**What to do:**
Could you repeat the listing below exactly while leaving its pictures behind?
───── Raw data
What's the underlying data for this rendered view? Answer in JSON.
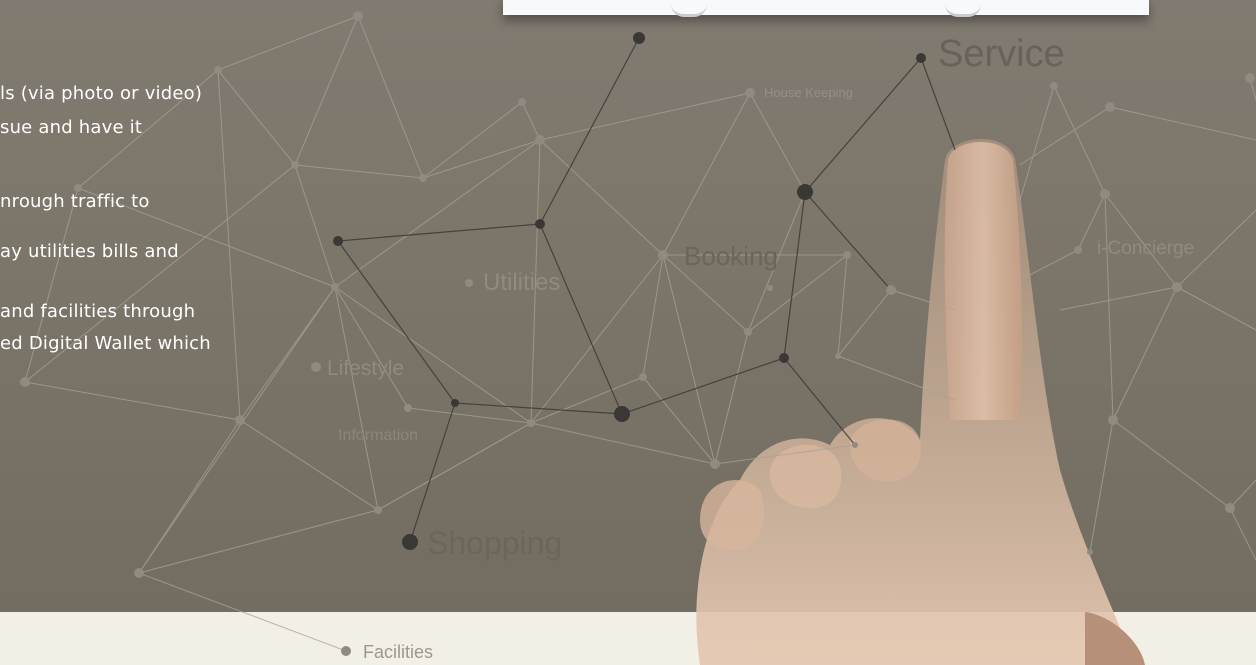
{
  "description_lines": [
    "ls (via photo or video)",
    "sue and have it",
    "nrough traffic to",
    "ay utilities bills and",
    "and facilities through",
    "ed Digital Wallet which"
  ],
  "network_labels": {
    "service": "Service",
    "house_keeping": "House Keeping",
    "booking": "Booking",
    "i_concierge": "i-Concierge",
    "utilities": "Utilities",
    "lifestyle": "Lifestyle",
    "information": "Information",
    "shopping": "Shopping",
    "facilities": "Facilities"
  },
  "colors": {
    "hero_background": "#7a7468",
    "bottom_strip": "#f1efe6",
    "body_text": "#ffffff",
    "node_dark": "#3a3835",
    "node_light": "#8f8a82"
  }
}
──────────
**Answer space:**
What's the underlying data for this rendered view? Answer in JSON.
{
  "description_lines": [
    "ls (via photo or video)",
    "sue and have it",
    "nrough traffic to",
    "ay utilities bills and",
    "and facilities through",
    "ed Digital Wallet which"
  ],
  "network_labels": {
    "service": "Service",
    "house_keeping": "House Keeping",
    "booking": "Booking",
    "i_concierge": "i-Concierge",
    "utilities": "Utilities",
    "lifestyle": "Lifestyle",
    "information": "Information",
    "shopping": "Shopping",
    "facilities": "Facilities"
  },
  "colors": {
    "hero_background": "#7a7468",
    "bottom_strip": "#f1efe6",
    "body_text": "#ffffff",
    "node_dark": "#3a3835",
    "node_light": "#8f8a82"
  }
}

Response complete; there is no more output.